WASHINGTON — The Pentagon is dismissing proposals to merge some regional warfighting commands and will instead push forward with efforts to shrink the sizes of these headquarters, sources said.
In the end, the proposed mergers of combatant commands (COCOMs) proved too controversial and hard to complete, one source said.
A proposal to combine Northern and Southern command into an “Americas” or “Western” command would have been particularly difficult since NORTHCOM, which oversees security within the continental United States, Alaska, Canada and Mexico, heavily involves the National Guard.
Another proposal said to have been on the table — eliminating Africa Command — would have sent negative signals to countries in the region, a source said.
In October, AFRICOM boss Gen. David Rodriguez said, “Right now there are no plans to consolidate” his organization.
Still, the COCOMs are subject to a planned 20-percent cut in headquarters ranks, a move the Pentagon hopes will save $1 billion over the next five years.
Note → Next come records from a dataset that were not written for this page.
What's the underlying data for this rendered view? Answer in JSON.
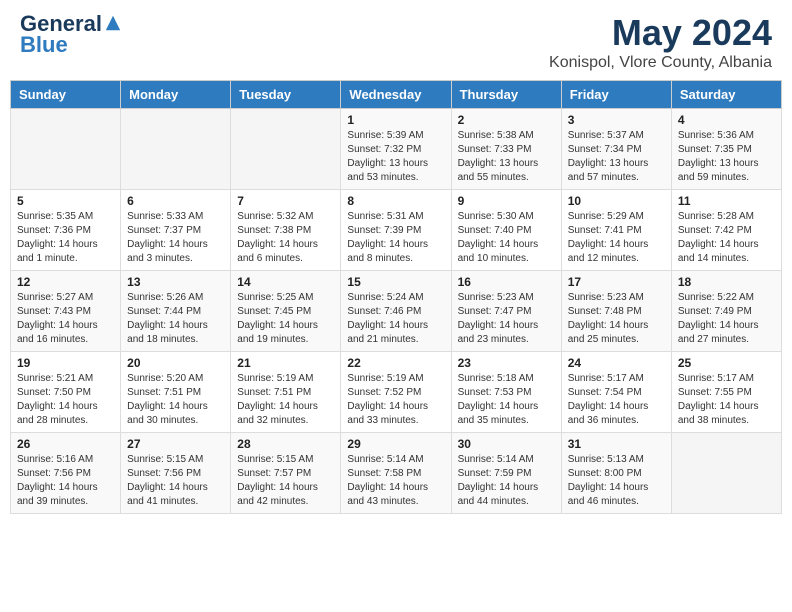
{
  "header": {
    "logo_line1": "General",
    "logo_line2": "Blue",
    "month_title": "May 2024",
    "location": "Konispol, Vlore County, Albania"
  },
  "weekdays": [
    "Sunday",
    "Monday",
    "Tuesday",
    "Wednesday",
    "Thursday",
    "Friday",
    "Saturday"
  ],
  "weeks": [
    [
      {
        "day": "",
        "sunrise": "",
        "sunset": "",
        "daylight": ""
      },
      {
        "day": "",
        "sunrise": "",
        "sunset": "",
        "daylight": ""
      },
      {
        "day": "",
        "sunrise": "",
        "sunset": "",
        "daylight": ""
      },
      {
        "day": "1",
        "sunrise": "Sunrise: 5:39 AM",
        "sunset": "Sunset: 7:32 PM",
        "daylight": "Daylight: 13 hours and 53 minutes."
      },
      {
        "day": "2",
        "sunrise": "Sunrise: 5:38 AM",
        "sunset": "Sunset: 7:33 PM",
        "daylight": "Daylight: 13 hours and 55 minutes."
      },
      {
        "day": "3",
        "sunrise": "Sunrise: 5:37 AM",
        "sunset": "Sunset: 7:34 PM",
        "daylight": "Daylight: 13 hours and 57 minutes."
      },
      {
        "day": "4",
        "sunrise": "Sunrise: 5:36 AM",
        "sunset": "Sunset: 7:35 PM",
        "daylight": "Daylight: 13 hours and 59 minutes."
      }
    ],
    [
      {
        "day": "5",
        "sunrise": "Sunrise: 5:35 AM",
        "sunset": "Sunset: 7:36 PM",
        "daylight": "Daylight: 14 hours and 1 minute."
      },
      {
        "day": "6",
        "sunrise": "Sunrise: 5:33 AM",
        "sunset": "Sunset: 7:37 PM",
        "daylight": "Daylight: 14 hours and 3 minutes."
      },
      {
        "day": "7",
        "sunrise": "Sunrise: 5:32 AM",
        "sunset": "Sunset: 7:38 PM",
        "daylight": "Daylight: 14 hours and 6 minutes."
      },
      {
        "day": "8",
        "sunrise": "Sunrise: 5:31 AM",
        "sunset": "Sunset: 7:39 PM",
        "daylight": "Daylight: 14 hours and 8 minutes."
      },
      {
        "day": "9",
        "sunrise": "Sunrise: 5:30 AM",
        "sunset": "Sunset: 7:40 PM",
        "daylight": "Daylight: 14 hours and 10 minutes."
      },
      {
        "day": "10",
        "sunrise": "Sunrise: 5:29 AM",
        "sunset": "Sunset: 7:41 PM",
        "daylight": "Daylight: 14 hours and 12 minutes."
      },
      {
        "day": "11",
        "sunrise": "Sunrise: 5:28 AM",
        "sunset": "Sunset: 7:42 PM",
        "daylight": "Daylight: 14 hours and 14 minutes."
      }
    ],
    [
      {
        "day": "12",
        "sunrise": "Sunrise: 5:27 AM",
        "sunset": "Sunset: 7:43 PM",
        "daylight": "Daylight: 14 hours and 16 minutes."
      },
      {
        "day": "13",
        "sunrise": "Sunrise: 5:26 AM",
        "sunset": "Sunset: 7:44 PM",
        "daylight": "Daylight: 14 hours and 18 minutes."
      },
      {
        "day": "14",
        "sunrise": "Sunrise: 5:25 AM",
        "sunset": "Sunset: 7:45 PM",
        "daylight": "Daylight: 14 hours and 19 minutes."
      },
      {
        "day": "15",
        "sunrise": "Sunrise: 5:24 AM",
        "sunset": "Sunset: 7:46 PM",
        "daylight": "Daylight: 14 hours and 21 minutes."
      },
      {
        "day": "16",
        "sunrise": "Sunrise: 5:23 AM",
        "sunset": "Sunset: 7:47 PM",
        "daylight": "Daylight: 14 hours and 23 minutes."
      },
      {
        "day": "17",
        "sunrise": "Sunrise: 5:23 AM",
        "sunset": "Sunset: 7:48 PM",
        "daylight": "Daylight: 14 hours and 25 minutes."
      },
      {
        "day": "18",
        "sunrise": "Sunrise: 5:22 AM",
        "sunset": "Sunset: 7:49 PM",
        "daylight": "Daylight: 14 hours and 27 minutes."
      }
    ],
    [
      {
        "day": "19",
        "sunrise": "Sunrise: 5:21 AM",
        "sunset": "Sunset: 7:50 PM",
        "daylight": "Daylight: 14 hours and 28 minutes."
      },
      {
        "day": "20",
        "sunrise": "Sunrise: 5:20 AM",
        "sunset": "Sunset: 7:51 PM",
        "daylight": "Daylight: 14 hours and 30 minutes."
      },
      {
        "day": "21",
        "sunrise": "Sunrise: 5:19 AM",
        "sunset": "Sunset: 7:51 PM",
        "daylight": "Daylight: 14 hours and 32 minutes."
      },
      {
        "day": "22",
        "sunrise": "Sunrise: 5:19 AM",
        "sunset": "Sunset: 7:52 PM",
        "daylight": "Daylight: 14 hours and 33 minutes."
      },
      {
        "day": "23",
        "sunrise": "Sunrise: 5:18 AM",
        "sunset": "Sunset: 7:53 PM",
        "daylight": "Daylight: 14 hours and 35 minutes."
      },
      {
        "day": "24",
        "sunrise": "Sunrise: 5:17 AM",
        "sunset": "Sunset: 7:54 PM",
        "daylight": "Daylight: 14 hours and 36 minutes."
      },
      {
        "day": "25",
        "sunrise": "Sunrise: 5:17 AM",
        "sunset": "Sunset: 7:55 PM",
        "daylight": "Daylight: 14 hours and 38 minutes."
      }
    ],
    [
      {
        "day": "26",
        "sunrise": "Sunrise: 5:16 AM",
        "sunset": "Sunset: 7:56 PM",
        "daylight": "Daylight: 14 hours and 39 minutes."
      },
      {
        "day": "27",
        "sunrise": "Sunrise: 5:15 AM",
        "sunset": "Sunset: 7:56 PM",
        "daylight": "Daylight: 14 hours and 41 minutes."
      },
      {
        "day": "28",
        "sunrise": "Sunrise: 5:15 AM",
        "sunset": "Sunset: 7:57 PM",
        "daylight": "Daylight: 14 hours and 42 minutes."
      },
      {
        "day": "29",
        "sunrise": "Sunrise: 5:14 AM",
        "sunset": "Sunset: 7:58 PM",
        "daylight": "Daylight: 14 hours and 43 minutes."
      },
      {
        "day": "30",
        "sunrise": "Sunrise: 5:14 AM",
        "sunset": "Sunset: 7:59 PM",
        "daylight": "Daylight: 14 hours and 44 minutes."
      },
      {
        "day": "31",
        "sunrise": "Sunrise: 5:13 AM",
        "sunset": "Sunset: 8:00 PM",
        "daylight": "Daylight: 14 hours and 46 minutes."
      },
      {
        "day": "",
        "sunrise": "",
        "sunset": "",
        "daylight": ""
      }
    ]
  ]
}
These and other changes to the COCOM map would have been made through an update of the Unified Command Plan. The plan is usually reviewed every two years and has not been updated since April 2011.
Last July, Defense Secretary Chuck Hagel said budget cuts might force the Pentagon to cut a COCOM. At the time, sources said a number of options were on the table, most notably combining Northern and Southern Commands. The pressure was somewhat relieved when Congress passed a two-year federal spending measure that returned a total of $30 billion to DoD in 2014 and 2015.
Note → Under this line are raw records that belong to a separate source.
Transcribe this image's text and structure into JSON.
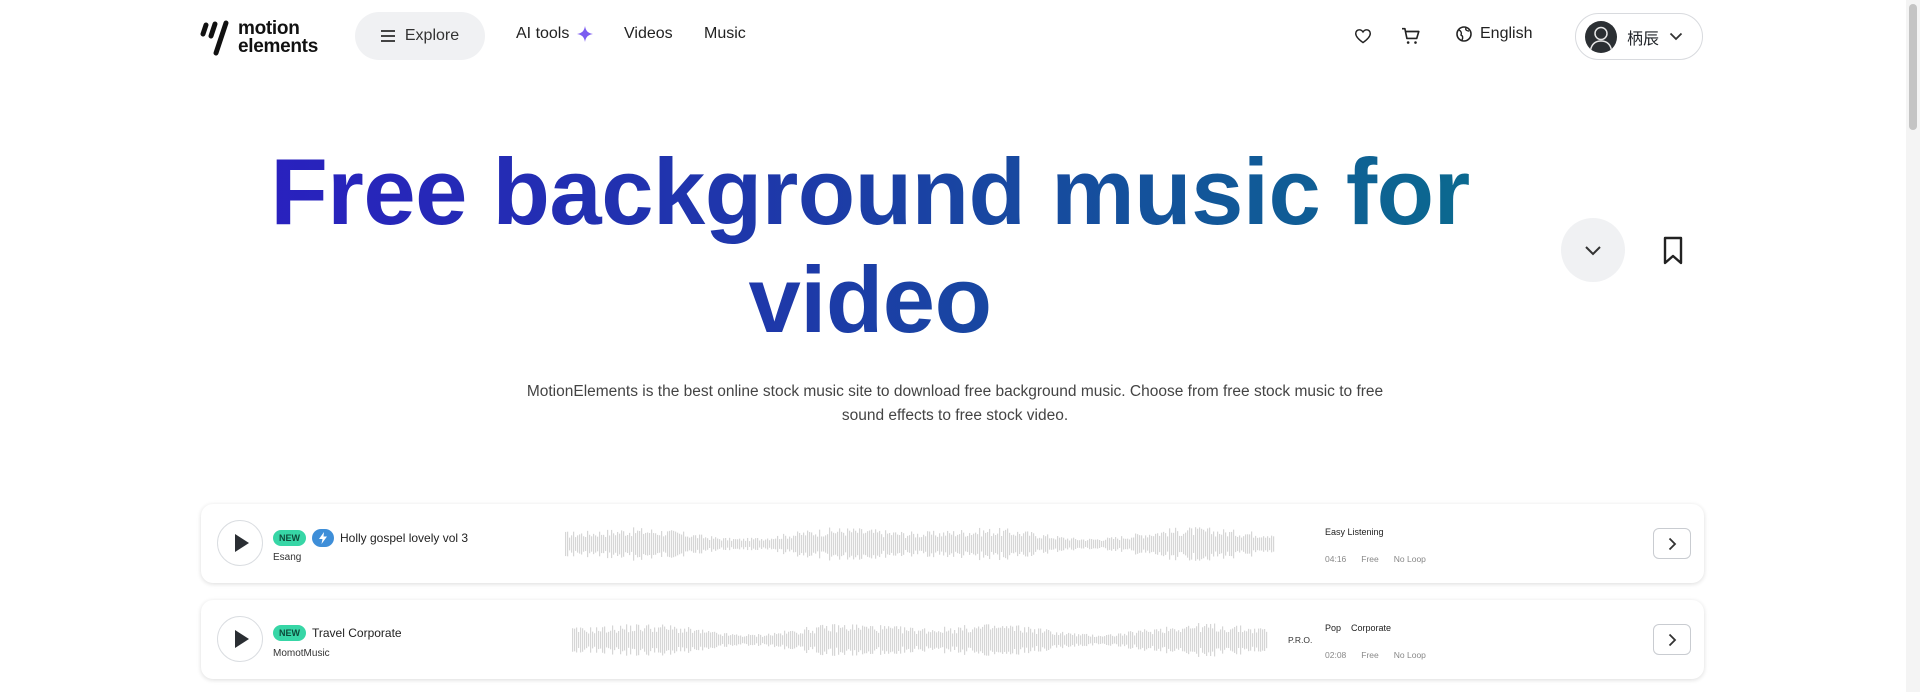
{
  "header": {
    "logo_line1": "motion",
    "logo_line2": "elements",
    "explore_label": "Explore",
    "nav": [
      {
        "label": "AI tools"
      },
      {
        "label": "Videos"
      },
      {
        "label": "Music"
      }
    ],
    "language": "English",
    "user_name": "柄辰"
  },
  "hero": {
    "title_line1": "Free background music for",
    "title_line2": "video",
    "description_line1": "MotionElements is the best online stock music site to download free background music. Choose from free stock music to free",
    "description_line2": "sound effects to free stock video."
  },
  "tracks": [
    {
      "badge": "NEW",
      "title": "Holly gospel lovely vol 3",
      "artist": "Esang",
      "tags": [
        "Easy Listening"
      ],
      "duration": "04:16",
      "price": "Free",
      "loop": "No Loop",
      "pro": ""
    },
    {
      "badge": "NEW",
      "title": "Travel Corporate",
      "artist": "MomotMusic",
      "tags": [
        "Pop",
        "Corporate"
      ],
      "duration": "02:08",
      "price": "Free",
      "loop": "No Loop",
      "pro": "P.R.O."
    }
  ],
  "colors": {
    "title_gradient_start": "#2a1fc0",
    "title_gradient_end": "#0a6c8e",
    "badge_new": "#37d6a6",
    "badge_bolt": "#3e8ed8",
    "ai_sparkle": "#7b5cf0"
  }
}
There has also been debate, primarily in the academic community, about redrawing some COCOM boundaries.
Some have argued that India, Pakistan and Afghanistan should be grouped under the same command. Currently, Afghanistan and Pakistan fall under Central Command and India under Pacific Command.
Daniel Markey, a senior fellow with the Council on Foreign Relations, argues in a new report that Pakistan should be included in the US “rebalance” or “pivot” to the Pacific.
“The United States has an interest in Pakistan’s security, prosperity and regional relations because Pakistan has the potential to affect the region’s economic growth, diplomacy between Washington and Beijing, and prospects for US-India partnership,” Markey wrote in the report.
“Given Pakistan’s huge population, ... geographic location, nuclear arms, and historical relationships with India and China, it is clear that a hostile or violently unstable Pakistan would compromise the broader US agenda in Asia, whereas a cooperative, growing Pakistan would advance it,” he wrote.
Pakistan’s rival India is the only country mentioned by name in the defense strategic guidance, which was announced in January 2012.
But military brass say the current arrangement works just fine as long as COCOM commanders talk to each other.
Asked about whether Pakistan and India should be grouped together, retired Marine Corps Gen. James Mattis, who served his last assignment as the head of Central Command, said, “It can work. All you need is to collaborate between PACOM and CENTCOM.
“I never did anything that might affect India without talking to PACOM first,” he said in a brief interview following a Jan. 27 US Global Leadership Coalition event in Richmond, Va.
“When we are out in the Indian Ocean, our fleets coordinate,” he said. “It’s no sweat.” ■